▸ **WORK TO COMPLETE**
Go through the entries below and copy every line that holds the word "ZipUtil".

Saved entries:
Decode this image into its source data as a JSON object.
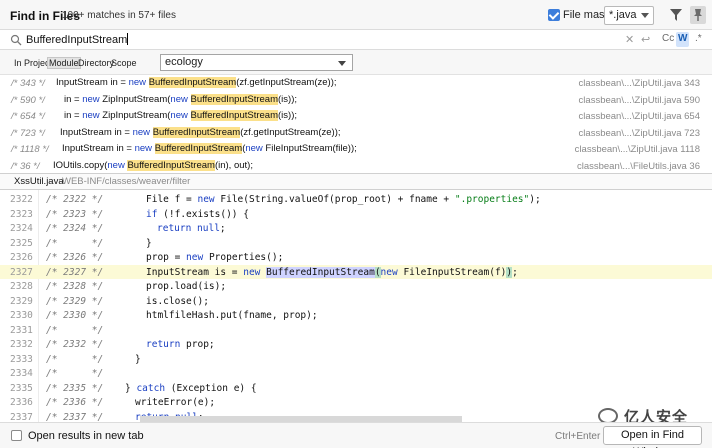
{
  "header": {
    "title": "Find in Files",
    "match_count": "100+ matches in 57+ files",
    "file_mask_label": "File mask:",
    "file_mask_value": "*.java",
    "file_mask_checked": true
  },
  "search": {
    "query": "BufferedInputStream",
    "toggles": {
      "case": "Cc",
      "words": "W",
      "regex": ".*"
    }
  },
  "scope": {
    "tabs": [
      "In Project",
      "Module",
      "Directory",
      "Scope"
    ],
    "active_tab": "Module",
    "selected_module": "ecology"
  },
  "results": [
    {
      "line": "/* 343 */",
      "pre": "InputStream in = ",
      "kw": "new",
      "match": "BufferedInputStream",
      "post": "(zf.getInputStream(ze));",
      "location": "classbean\\...\\ZipUtil.java 343"
    },
    {
      "line": "/* 590 */",
      "pre": "in = ",
      "kw": "new",
      "mid": " ZipInputStream(",
      "kw2": "new",
      "match": "BufferedInputStream",
      "post": "(is));",
      "location": "classbean\\...\\ZipUtil.java 590"
    },
    {
      "line": "/* 654 */",
      "pre": "in = ",
      "kw": "new",
      "mid": " ZipInputStream(",
      "kw2": "new",
      "match": "BufferedInputStream",
      "post": "(is));",
      "location": "classbean\\...\\ZipUtil.java 654"
    },
    {
      "line": "/* 723 */",
      "pre": "InputStream in = ",
      "kw": "new",
      "match": "BufferedInputStream",
      "post": "(zf.getInputStream(ze));",
      "location": "classbean\\...\\ZipUtil.java 723"
    },
    {
      "line": "/* 1118 */",
      "pre": "InputStream in = ",
      "kw": "new",
      "match": "BufferedInputStream",
      "post2_kw": "new",
      "post": " FileInputStream(file));",
      "location": "classbean\\...\\ZipUtil.java 1118"
    },
    {
      "line": "/* 36 */",
      "pre": "IOUtils.copy(",
      "kw": "new",
      "match": "BufferedInputStream",
      "post": "(in), out);",
      "location": "classbean\\...\\FileUtils.java 36"
    }
  ],
  "preview": {
    "file_name": "XssUtil.java",
    "file_path": "WEB-INF/classes/weaver/filter"
  },
  "editor_lines": [
    {
      "num": "2322",
      "comment": "/* 2322 */",
      "code": "File f = new File(String.valueOf(prop_root) + fname + \".properties\");"
    },
    {
      "num": "2323",
      "comment": "/* 2323 */",
      "code": "if (!f.exists()) {"
    },
    {
      "num": "2324",
      "comment": "/* 2324 */",
      "code": "return null;"
    },
    {
      "num": "2325",
      "comment": "/*      */",
      "code": "}"
    },
    {
      "num": "2326",
      "comment": "/* 2326 */",
      "code": "prop = new Properties();"
    },
    {
      "num": "2327",
      "comment": "/* 2327 */",
      "code": "InputStream is = new BufferedInputStream(new FileInputStream(f));"
    },
    {
      "num": "2328",
      "comment": "/* 2328 */",
      "code": "prop.load(is);"
    },
    {
      "num": "2329",
      "comment": "/* 2329 */",
      "code": "is.close();"
    },
    {
      "num": "2330",
      "comment": "/* 2330 */",
      "code": "htmlfileHash.put(fname, prop);"
    },
    {
      "num": "2331",
      "comment": "/*      */",
      "code": ""
    },
    {
      "num": "2332",
      "comment": "/* 2332 */",
      "code": "return prop;"
    },
    {
      "num": "2333",
      "comment": "/*      */",
      "code": "}"
    },
    {
      "num": "2334",
      "comment": "/*      */",
      "code": ""
    },
    {
      "num": "2335",
      "comment": "/* 2335 */",
      "code": "} catch (Exception e) {"
    },
    {
      "num": "2336",
      "comment": "/* 2336 */",
      "code": "writeError(e);"
    },
    {
      "num": "2337",
      "comment": "/* 2337 */",
      "code": "return null;"
    }
  ],
  "footer": {
    "open_in_new_tab_label": "Open results in new tab",
    "shortcut": "Ctrl+Enter",
    "open_button": "Open in Find Window"
  },
  "watermark": {
    "text": "亿人安全"
  },
  "colors": {
    "accent": "#3d7edb",
    "match_highlight": "#fbe08a",
    "keyword": "#1a3fc2",
    "string": "#067d17",
    "current_line": "#fcfad6"
  }
}
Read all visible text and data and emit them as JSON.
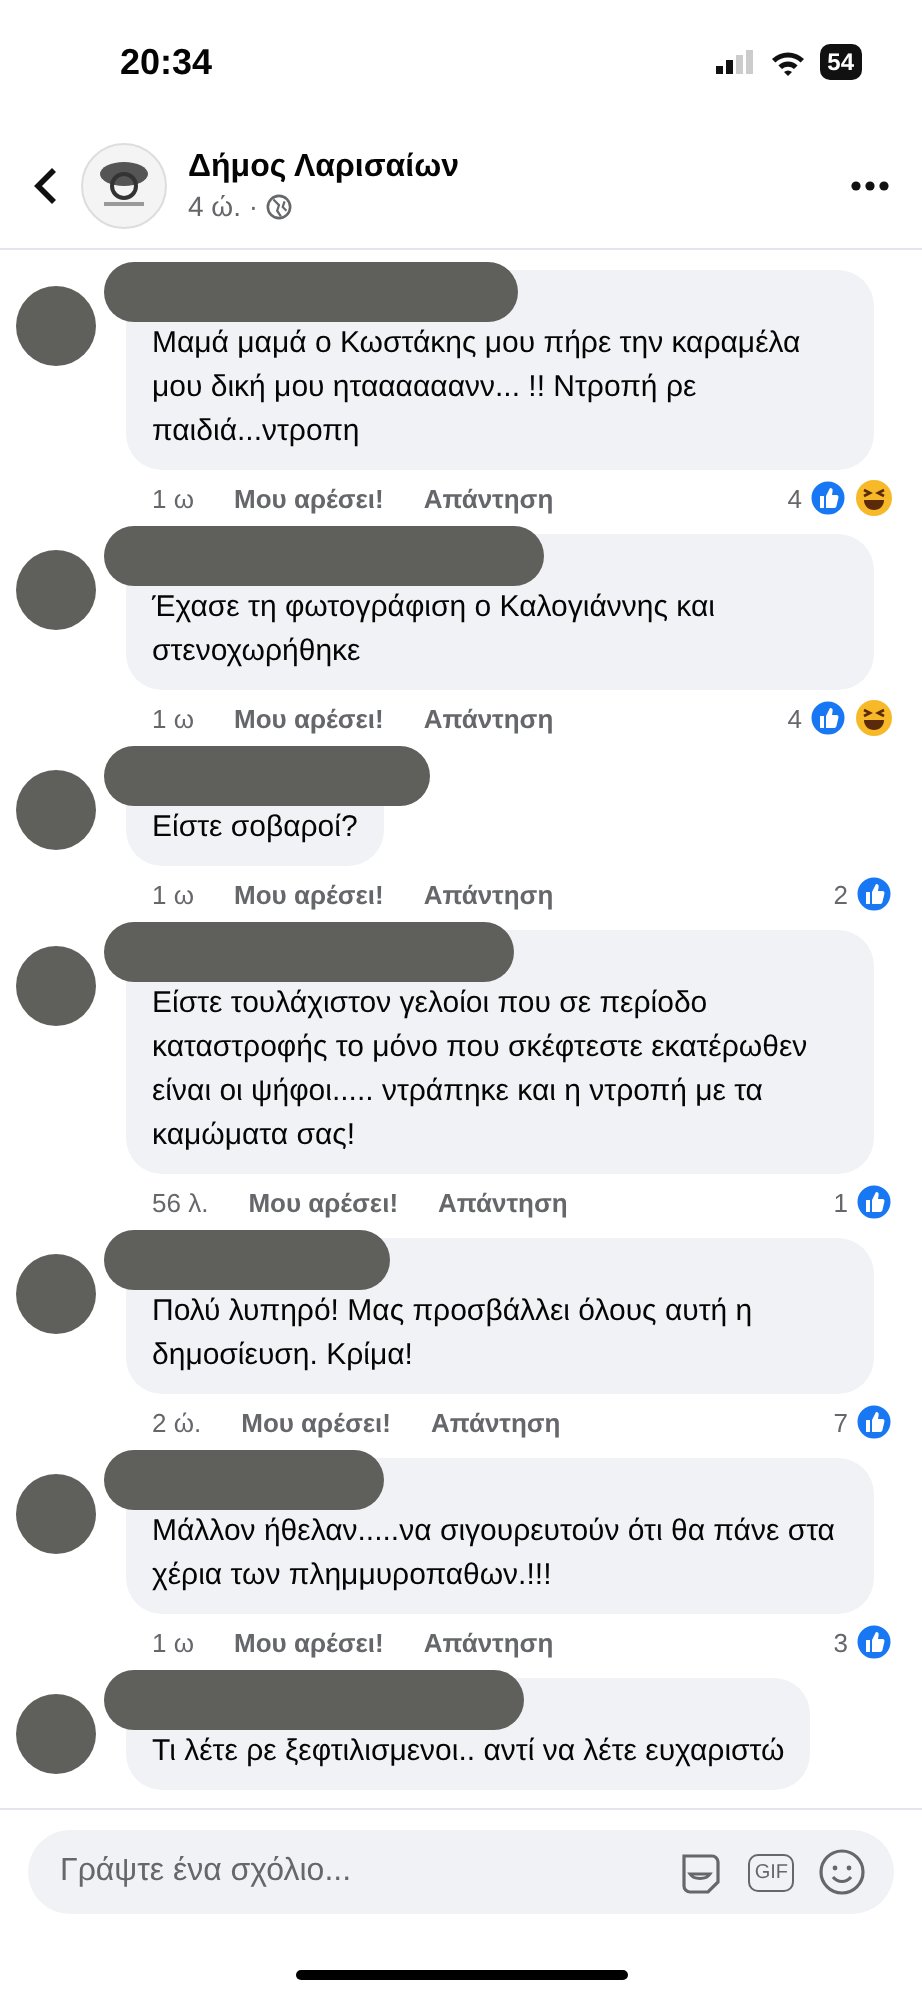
{
  "status_bar": {
    "time": "20:34",
    "battery": "54"
  },
  "post_header": {
    "page_name": "Δήμος Λαρισαίων",
    "meta": "4 ώ. ·"
  },
  "comments": [
    {
      "text": "Μαμά μαμά ο Κωστάκης μου πήρε την καραμέλα μου δική μου ηταααααανν... !! Ντροπή ρε παιδιά...ντροπη",
      "time": "1 ω",
      "like": "Μου αρέσει!",
      "reply": "Απάντηση",
      "count": "4",
      "reactions": [
        {
          "kind": "like"
        },
        {
          "kind": "haha"
        }
      ]
    },
    {
      "text": "Έχασε τη φωτογράφιση ο Καλογιάννης και στενοχωρήθηκε",
      "time": "1 ω",
      "like": "Μου αρέσει!",
      "reply": "Απάντηση",
      "count": "4",
      "reactions": [
        {
          "kind": "like"
        },
        {
          "kind": "haha"
        }
      ]
    },
    {
      "text": "Είστε σοβαροί?",
      "time": "1 ω",
      "like": "Μου αρέσει!",
      "reply": "Απάντηση",
      "count": "2",
      "reactions": [
        {
          "kind": "like"
        }
      ]
    },
    {
      "text": "Είστε τουλάχιστον γελοίοι που σε περίοδο καταστροφής το μόνο που σκέφτεστε εκατέρωθεν είναι οι ψήφοι..... ντράπηκε και η ντροπή με τα καμώματα σας!",
      "time": "56 λ.",
      "like": "Μου αρέσει!",
      "reply": "Απάντηση",
      "count": "1",
      "reactions": [
        {
          "kind": "like"
        }
      ]
    },
    {
      "text": "Πολύ λυπηρό! Μας προσβάλλει όλους αυτή η δημοσίευση. Κρίμα!",
      "time": "2 ώ.",
      "like": "Μου αρέσει!",
      "reply": "Απάντηση",
      "count": "7",
      "reactions": [
        {
          "kind": "like"
        }
      ]
    },
    {
      "text": "Μάλλον ήθελαν.....να σιγουρευτούν ότι θα πάνε στα χέρια των πλημμυροπαθων.!!!",
      "time": "1 ω",
      "like": "Μου αρέσει!",
      "reply": "Απάντηση",
      "count": "3",
      "reactions": [
        {
          "kind": "like"
        }
      ]
    },
    {
      "text": "Τι λέτε ρε ξεφτιλισμενοι.. αντί να λέτε ευχαριστώ"
    }
  ],
  "composer": {
    "placeholder": "Γράψτε ένα σχόλιο...",
    "gif": "GIF"
  }
}
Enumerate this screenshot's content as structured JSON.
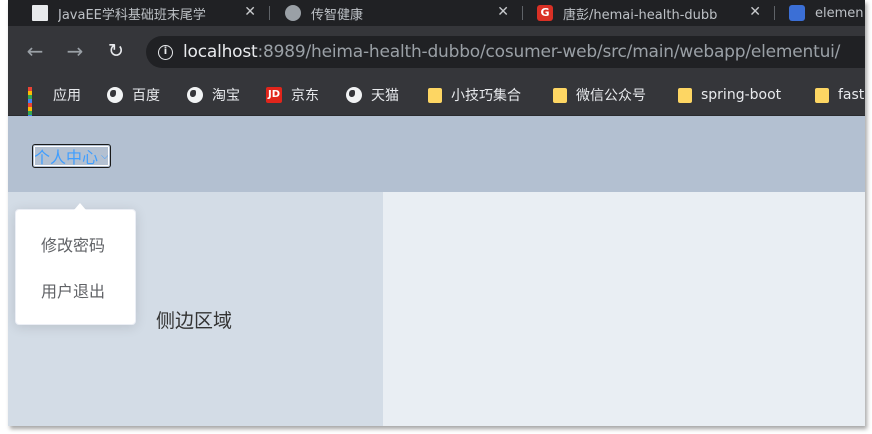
{
  "browser": {
    "tabs": [
      {
        "title": "JavaEE学科基础班末尾学",
        "icon": "page-icon",
        "close": "✕"
      },
      {
        "title": "传智健康",
        "icon": "globe-icon",
        "close": "✕"
      },
      {
        "title": "唐彭/hemai-health-dubb",
        "icon": "gitee-icon",
        "close": "✕"
      },
      {
        "title": "elemen",
        "icon": "baidu-paw-icon"
      }
    ],
    "nav": {
      "back": "←",
      "forward": "→",
      "reload": "↻",
      "info": "i"
    },
    "url": {
      "host": "localhost",
      "rest": ":8989/heima-health-dubbo/cosumer-web/src/main/webapp/elementui/"
    },
    "bookmarks": [
      {
        "label": "应用",
        "icon": "apps-grid-icon"
      },
      {
        "label": "百度",
        "icon": "globe-icon"
      },
      {
        "label": "淘宝",
        "icon": "globe-icon"
      },
      {
        "label": "京东",
        "icon": "jd-icon",
        "badge": "JD"
      },
      {
        "label": "天猫",
        "icon": "globe-icon"
      },
      {
        "label": "小技巧集合",
        "icon": "folder-icon"
      },
      {
        "label": "微信公众号",
        "icon": "folder-icon"
      },
      {
        "label": "spring-boot",
        "icon": "folder-icon"
      },
      {
        "label": "fast",
        "icon": "folder-icon"
      }
    ]
  },
  "page": {
    "header": {
      "dropdown_label": "个人中心",
      "chevron": "⌵"
    },
    "dropdown_menu": {
      "items": [
        "修改密码",
        "用户退出"
      ]
    },
    "aside": {
      "text": "侧边区域"
    }
  },
  "colors": {
    "header_bg": "#b3c0d1",
    "aside_bg": "#d3dce6",
    "main_bg": "#e9eef3",
    "link_blue": "#409eff"
  }
}
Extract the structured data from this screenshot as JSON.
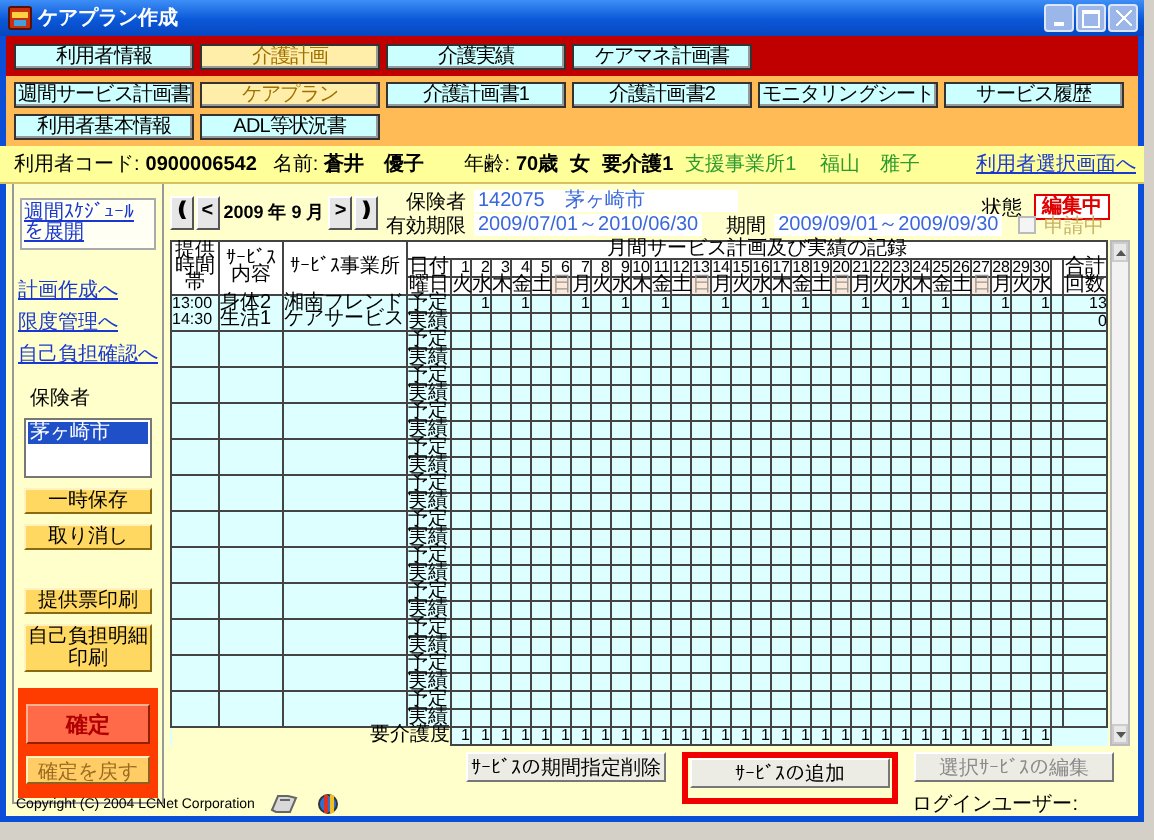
{
  "window": {
    "title": "ケアプラン作成"
  },
  "main_tabs": [
    {
      "label": "利用者情報",
      "selected": false
    },
    {
      "label": "介護計画",
      "selected": true
    },
    {
      "label": "介護実績",
      "selected": false
    },
    {
      "label": "ケアマネ計画書",
      "selected": false
    }
  ],
  "sub_tabs": [
    {
      "label": "週間サービス計画書",
      "selected": false
    },
    {
      "label": "ケアプラン",
      "selected": true
    },
    {
      "label": "介護計画書1",
      "selected": false
    },
    {
      "label": "介護計画書2",
      "selected": false
    },
    {
      "label": "モニタリングシート",
      "selected": false
    },
    {
      "label": "サービス履歴",
      "selected": false
    },
    {
      "label": "利用者基本情報",
      "selected": false
    },
    {
      "label": "ADL等状況書",
      "selected": false
    }
  ],
  "client": {
    "code_label": "利用者コード:",
    "code": "0900006542",
    "name_label": "名前:",
    "name": "蒼井　優子",
    "age_label": "年齢:",
    "age": "70歳",
    "sex": "女",
    "care_level": "要介護1",
    "office": "支援事業所1",
    "care_manager": "福山　雅子",
    "switch_link": "利用者選択画面へ"
  },
  "sidebar": {
    "schedule_link": "週間ｽｹｼﾞｭｰﾙを展開",
    "links": [
      "計画作成へ",
      "限度管理へ",
      "自己負担確認へ"
    ],
    "insurer_label": "保険者",
    "insurers": [
      {
        "label": "茅ヶ崎市",
        "selected": true
      }
    ],
    "buttons": [
      "一時保存",
      "取り消し"
    ],
    "print_buttons": [
      "提供票印刷",
      "自己負担明細印刷"
    ],
    "confirm": {
      "label": "確定",
      "disabled": false
    },
    "undo_confirm": {
      "label": "確定を戻す",
      "disabled": true
    }
  },
  "month_nav": {
    "first": "❪",
    "prev": "<",
    "month": "2009 年 9 月",
    "next": ">",
    "last": "❫"
  },
  "plan": {
    "insurer_label": "保険者",
    "insurer_no": "142075",
    "insurer_name": "茅ヶ崎市",
    "valid_label": "有効期限",
    "valid": "2009/07/01～2010/06/30",
    "period_label": "期間",
    "period": "2009/09/01～2009/09/30",
    "applying": {
      "label": "申請中",
      "checked": false,
      "disabled": true
    },
    "status_label": "状態",
    "status": "編集中"
  },
  "table": {
    "title": "月間サービス計画及び実績の記録",
    "columns": [
      "提供時間帯",
      "ｻｰﾋﾞｽ内容",
      "ｻｰﾋﾞｽ事業所"
    ],
    "date_label": "日付",
    "weekday_label": "曜日",
    "total_label": "合計",
    "count_label": "回数",
    "days": [
      {
        "date": "1",
        "weekday": "火",
        "sunday": false
      },
      {
        "date": "2",
        "weekday": "水",
        "sunday": false
      },
      {
        "date": "3",
        "weekday": "木",
        "sunday": false
      },
      {
        "date": "4",
        "weekday": "金",
        "sunday": false
      },
      {
        "date": "5",
        "weekday": "土",
        "sunday": false
      },
      {
        "date": "6",
        "weekday": "日",
        "sunday": true
      },
      {
        "date": "7",
        "weekday": "月",
        "sunday": false
      },
      {
        "date": "8",
        "weekday": "火",
        "sunday": false
      },
      {
        "date": "9",
        "weekday": "水",
        "sunday": false
      },
      {
        "date": "10",
        "weekday": "木",
        "sunday": false
      },
      {
        "date": "11",
        "weekday": "金",
        "sunday": false
      },
      {
        "date": "12",
        "weekday": "土",
        "sunday": false
      },
      {
        "date": "13",
        "weekday": "日",
        "sunday": true
      },
      {
        "date": "14",
        "weekday": "月",
        "sunday": false
      },
      {
        "date": "15",
        "weekday": "火",
        "sunday": false
      },
      {
        "date": "16",
        "weekday": "水",
        "sunday": false
      },
      {
        "date": "17",
        "weekday": "木",
        "sunday": false
      },
      {
        "date": "18",
        "weekday": "金",
        "sunday": false
      },
      {
        "date": "19",
        "weekday": "土",
        "sunday": false
      },
      {
        "date": "20",
        "weekday": "日",
        "sunday": true
      },
      {
        "date": "21",
        "weekday": "月",
        "sunday": false
      },
      {
        "date": "22",
        "weekday": "火",
        "sunday": false
      },
      {
        "date": "23",
        "weekday": "水",
        "sunday": false
      },
      {
        "date": "24",
        "weekday": "木",
        "sunday": false
      },
      {
        "date": "25",
        "weekday": "金",
        "sunday": false
      },
      {
        "date": "26",
        "weekday": "土",
        "sunday": false
      },
      {
        "date": "27",
        "weekday": "日",
        "sunday": true
      },
      {
        "date": "28",
        "weekday": "月",
        "sunday": false
      },
      {
        "date": "29",
        "weekday": "火",
        "sunday": false
      },
      {
        "date": "30",
        "weekday": "水",
        "sunday": false
      }
    ],
    "services": [
      {
        "start": "13:00",
        "end": "14:30",
        "content": "身体2生活1",
        "office": "湘南フレンドケアサービス",
        "plan_label": "予定",
        "result_label": "実績",
        "plan": [
          {
            "kind": "blank"
          },
          {
            "kind": "count",
            "count": "1"
          },
          {
            "kind": "blank"
          },
          {
            "kind": "count",
            "count": "1"
          },
          {
            "kind": "blank"
          },
          {
            "kind": "blank"
          },
          {
            "kind": "count",
            "count": "1"
          },
          {
            "kind": "blank"
          },
          {
            "kind": "count",
            "count": "1"
          },
          {
            "kind": "blank"
          },
          {
            "kind": "count",
            "count": "1"
          },
          {
            "kind": "blank"
          },
          {
            "kind": "blank"
          },
          {
            "kind": "count",
            "count": "1"
          },
          {
            "kind": "blank"
          },
          {
            "kind": "count",
            "count": "1"
          },
          {
            "kind": "blank"
          },
          {
            "kind": "count",
            "count": "1"
          },
          {
            "kind": "blank"
          },
          {
            "kind": "blank"
          },
          {
            "kind": "count",
            "count": "1"
          },
          {
            "kind": "blank"
          },
          {
            "kind": "count",
            "count": "1"
          },
          {
            "kind": "blank"
          },
          {
            "kind": "count",
            "count": "1"
          },
          {
            "kind": "blank"
          },
          {
            "kind": "blank"
          },
          {
            "kind": "count",
            "count": "1"
          },
          {
            "kind": "blank"
          },
          {
            "kind": "count",
            "count": "1"
          }
        ],
        "plan_total": "13",
        "result_total": "0"
      },
      {
        "plan_label": "予定",
        "result_label": "実績"
      },
      {
        "plan_label": "予定",
        "result_label": "実績"
      },
      {
        "plan_label": "予定",
        "result_label": "実績"
      },
      {
        "plan_label": "予定",
        "result_label": "実績"
      },
      {
        "plan_label": "予定",
        "result_label": "実績"
      },
      {
        "plan_label": "予定",
        "result_label": "実績"
      },
      {
        "plan_label": "予定",
        "result_label": "実績"
      },
      {
        "plan_label": "予定",
        "result_label": "実績"
      },
      {
        "plan_label": "予定",
        "result_label": "実績"
      },
      {
        "plan_label": "予定",
        "result_label": "実績"
      },
      {
        "plan_label": "予定",
        "result_label": "実績"
      }
    ],
    "care_level_row": {
      "label": "要介護度",
      "values": [
        "1",
        "1",
        "1",
        "1",
        "1",
        "1",
        "1",
        "1",
        "1",
        "1",
        "1",
        "1",
        "1",
        "1",
        "1",
        "1",
        "1",
        "1",
        "1",
        "1",
        "1",
        "1",
        "1",
        "1",
        "1",
        "1",
        "1",
        "1",
        "1",
        "1"
      ]
    }
  },
  "buttons": [
    {
      "label": "ｻｰﾋﾞｽの期間指定削除",
      "disabled": false,
      "highlighted": false
    },
    {
      "label": "ｻｰﾋﾞｽの追加",
      "disabled": false,
      "highlighted": true
    },
    {
      "label": "選択ｻｰﾋﾞｽの編集",
      "disabled": true,
      "highlighted": false
    }
  ],
  "login": {
    "label": "ログインユーザー:"
  },
  "footer": {
    "copyright": "Copyright (C) 2004 LCNet Corporation"
  }
}
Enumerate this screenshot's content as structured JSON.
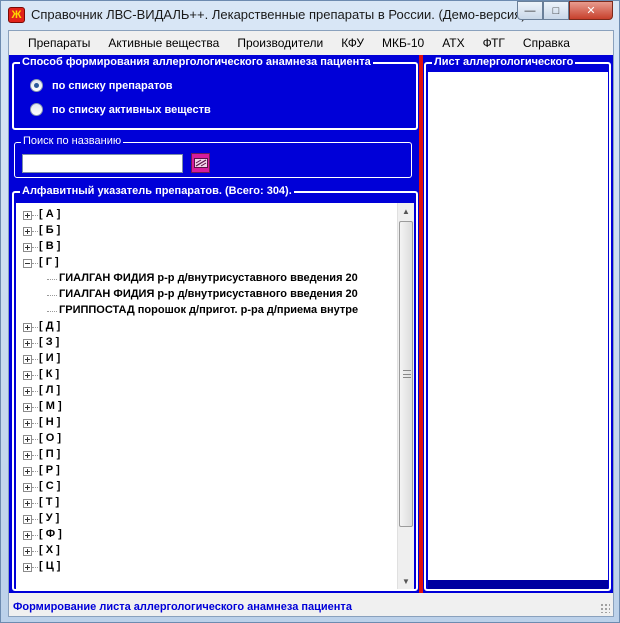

▸ **PROBLEM SOLUTION**
      "location": "classbean\\...\\ZipUtil.java 343"
      "location": "classbean\\...\\ZipUtil.java 590"
      "location": "classbean\\...\\ZipUtil.java 654"
      "location": "classbean\\...\\ZipUtil.java 723"
      "location": "classbean\\...\\ZipUtil.java 1118"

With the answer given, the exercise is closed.